*EXERCISE AIM*. How many lines in the data that follows contain the word "ffffff"? Only that number is needed.
● ● ● ●
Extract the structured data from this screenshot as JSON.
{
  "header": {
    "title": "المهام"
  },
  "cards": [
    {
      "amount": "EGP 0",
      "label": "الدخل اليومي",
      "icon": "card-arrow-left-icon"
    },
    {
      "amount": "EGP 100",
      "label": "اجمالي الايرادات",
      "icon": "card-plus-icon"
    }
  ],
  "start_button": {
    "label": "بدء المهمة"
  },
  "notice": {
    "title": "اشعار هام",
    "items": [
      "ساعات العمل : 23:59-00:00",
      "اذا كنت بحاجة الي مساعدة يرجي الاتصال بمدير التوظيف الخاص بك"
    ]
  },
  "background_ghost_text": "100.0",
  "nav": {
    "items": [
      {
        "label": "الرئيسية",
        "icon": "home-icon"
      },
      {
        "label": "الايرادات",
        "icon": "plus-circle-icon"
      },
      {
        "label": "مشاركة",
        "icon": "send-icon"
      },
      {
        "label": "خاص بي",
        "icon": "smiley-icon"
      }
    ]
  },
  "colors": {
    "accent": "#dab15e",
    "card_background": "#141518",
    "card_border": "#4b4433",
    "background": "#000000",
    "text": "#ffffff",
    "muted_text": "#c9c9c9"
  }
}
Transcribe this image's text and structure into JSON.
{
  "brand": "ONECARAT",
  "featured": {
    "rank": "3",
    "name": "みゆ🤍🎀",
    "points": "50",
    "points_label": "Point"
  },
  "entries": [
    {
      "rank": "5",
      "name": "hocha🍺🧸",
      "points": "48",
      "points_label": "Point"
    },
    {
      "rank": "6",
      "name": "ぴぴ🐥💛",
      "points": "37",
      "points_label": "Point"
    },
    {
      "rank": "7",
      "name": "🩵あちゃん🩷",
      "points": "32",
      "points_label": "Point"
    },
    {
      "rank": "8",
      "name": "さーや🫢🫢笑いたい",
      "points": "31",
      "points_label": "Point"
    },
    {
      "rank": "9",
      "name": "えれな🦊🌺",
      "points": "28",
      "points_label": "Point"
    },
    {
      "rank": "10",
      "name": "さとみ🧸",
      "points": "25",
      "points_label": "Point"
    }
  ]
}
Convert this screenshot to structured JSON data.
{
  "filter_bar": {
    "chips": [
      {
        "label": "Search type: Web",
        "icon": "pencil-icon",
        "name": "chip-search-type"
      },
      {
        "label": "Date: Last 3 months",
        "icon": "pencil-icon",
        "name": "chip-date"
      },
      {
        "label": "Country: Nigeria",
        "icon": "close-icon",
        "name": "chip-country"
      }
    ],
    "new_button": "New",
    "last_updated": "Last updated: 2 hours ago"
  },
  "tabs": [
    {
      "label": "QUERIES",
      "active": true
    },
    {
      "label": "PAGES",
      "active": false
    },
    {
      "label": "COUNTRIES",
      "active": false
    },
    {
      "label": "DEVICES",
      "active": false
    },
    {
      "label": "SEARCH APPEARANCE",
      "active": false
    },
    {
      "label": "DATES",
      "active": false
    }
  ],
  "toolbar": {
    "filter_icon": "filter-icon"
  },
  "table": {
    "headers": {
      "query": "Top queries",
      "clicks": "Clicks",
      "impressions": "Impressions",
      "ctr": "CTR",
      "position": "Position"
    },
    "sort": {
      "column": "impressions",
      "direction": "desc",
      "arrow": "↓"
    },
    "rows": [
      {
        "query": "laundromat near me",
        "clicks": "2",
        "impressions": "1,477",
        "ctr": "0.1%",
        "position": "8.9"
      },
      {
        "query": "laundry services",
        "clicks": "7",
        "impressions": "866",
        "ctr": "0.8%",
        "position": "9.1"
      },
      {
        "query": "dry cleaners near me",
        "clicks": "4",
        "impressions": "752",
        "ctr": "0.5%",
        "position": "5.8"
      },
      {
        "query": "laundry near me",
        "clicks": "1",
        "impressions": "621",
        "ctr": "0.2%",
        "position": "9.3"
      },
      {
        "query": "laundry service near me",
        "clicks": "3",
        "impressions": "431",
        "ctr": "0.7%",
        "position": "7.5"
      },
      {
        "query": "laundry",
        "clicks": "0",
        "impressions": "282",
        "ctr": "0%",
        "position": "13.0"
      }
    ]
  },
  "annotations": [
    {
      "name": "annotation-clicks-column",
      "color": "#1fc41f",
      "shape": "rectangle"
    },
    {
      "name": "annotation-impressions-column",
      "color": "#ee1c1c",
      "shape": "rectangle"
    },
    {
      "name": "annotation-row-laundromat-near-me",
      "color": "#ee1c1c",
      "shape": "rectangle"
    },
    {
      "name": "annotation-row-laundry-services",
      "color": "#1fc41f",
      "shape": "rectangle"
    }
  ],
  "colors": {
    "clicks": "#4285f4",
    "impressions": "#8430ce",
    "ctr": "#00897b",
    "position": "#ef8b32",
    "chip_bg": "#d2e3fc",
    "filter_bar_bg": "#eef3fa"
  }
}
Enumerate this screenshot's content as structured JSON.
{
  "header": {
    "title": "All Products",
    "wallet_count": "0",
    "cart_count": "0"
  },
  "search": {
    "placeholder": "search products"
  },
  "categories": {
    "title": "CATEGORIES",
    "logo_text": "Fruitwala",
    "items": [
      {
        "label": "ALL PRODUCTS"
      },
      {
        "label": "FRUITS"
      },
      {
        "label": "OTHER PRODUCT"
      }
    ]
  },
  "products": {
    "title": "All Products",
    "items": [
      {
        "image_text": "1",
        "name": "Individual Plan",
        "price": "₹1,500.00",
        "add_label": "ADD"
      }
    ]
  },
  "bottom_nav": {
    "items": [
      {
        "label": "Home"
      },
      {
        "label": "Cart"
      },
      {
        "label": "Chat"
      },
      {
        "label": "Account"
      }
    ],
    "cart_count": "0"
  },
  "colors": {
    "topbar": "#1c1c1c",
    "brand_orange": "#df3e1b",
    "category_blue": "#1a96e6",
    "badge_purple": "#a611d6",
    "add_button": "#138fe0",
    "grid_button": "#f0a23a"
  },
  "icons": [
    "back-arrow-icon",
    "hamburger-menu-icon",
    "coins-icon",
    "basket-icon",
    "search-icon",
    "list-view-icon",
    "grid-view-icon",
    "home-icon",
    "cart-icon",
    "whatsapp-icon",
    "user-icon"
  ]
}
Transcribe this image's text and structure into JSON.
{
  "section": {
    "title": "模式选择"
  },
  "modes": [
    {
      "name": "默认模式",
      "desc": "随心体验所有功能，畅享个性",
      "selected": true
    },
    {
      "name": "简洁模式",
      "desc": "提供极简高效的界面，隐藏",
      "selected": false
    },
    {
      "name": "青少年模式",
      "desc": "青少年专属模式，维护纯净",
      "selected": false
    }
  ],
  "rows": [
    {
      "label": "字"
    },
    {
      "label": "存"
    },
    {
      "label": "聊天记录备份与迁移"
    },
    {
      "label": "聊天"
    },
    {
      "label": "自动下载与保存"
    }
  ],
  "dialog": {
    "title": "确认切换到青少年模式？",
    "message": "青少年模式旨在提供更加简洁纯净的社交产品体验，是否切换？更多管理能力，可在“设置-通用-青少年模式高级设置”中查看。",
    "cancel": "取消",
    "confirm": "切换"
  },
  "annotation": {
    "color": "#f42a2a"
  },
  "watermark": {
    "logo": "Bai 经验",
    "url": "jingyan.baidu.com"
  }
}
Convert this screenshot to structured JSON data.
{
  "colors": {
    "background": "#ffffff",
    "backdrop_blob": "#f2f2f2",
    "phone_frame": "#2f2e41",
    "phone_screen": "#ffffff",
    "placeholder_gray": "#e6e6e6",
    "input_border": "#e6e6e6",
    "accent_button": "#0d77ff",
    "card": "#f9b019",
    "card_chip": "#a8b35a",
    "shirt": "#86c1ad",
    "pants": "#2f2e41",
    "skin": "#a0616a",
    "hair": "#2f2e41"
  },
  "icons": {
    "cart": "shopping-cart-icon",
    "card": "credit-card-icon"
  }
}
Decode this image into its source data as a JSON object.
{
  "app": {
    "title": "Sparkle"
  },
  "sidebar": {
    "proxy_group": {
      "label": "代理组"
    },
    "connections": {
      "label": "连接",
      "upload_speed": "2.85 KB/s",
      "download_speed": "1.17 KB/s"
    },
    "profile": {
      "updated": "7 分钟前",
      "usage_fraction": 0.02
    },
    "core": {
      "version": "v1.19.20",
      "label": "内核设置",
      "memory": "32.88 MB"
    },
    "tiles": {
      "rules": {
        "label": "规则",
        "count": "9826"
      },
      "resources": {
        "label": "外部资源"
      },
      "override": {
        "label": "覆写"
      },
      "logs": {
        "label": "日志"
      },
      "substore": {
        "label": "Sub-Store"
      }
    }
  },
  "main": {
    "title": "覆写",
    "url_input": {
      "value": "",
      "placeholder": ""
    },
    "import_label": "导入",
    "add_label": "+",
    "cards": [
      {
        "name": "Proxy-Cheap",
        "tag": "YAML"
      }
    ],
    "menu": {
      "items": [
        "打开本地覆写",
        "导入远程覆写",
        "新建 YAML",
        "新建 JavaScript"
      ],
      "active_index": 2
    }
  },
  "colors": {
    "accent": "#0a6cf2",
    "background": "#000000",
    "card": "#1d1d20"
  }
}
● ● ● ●
*SOLUTION TO THIS TASK*. 3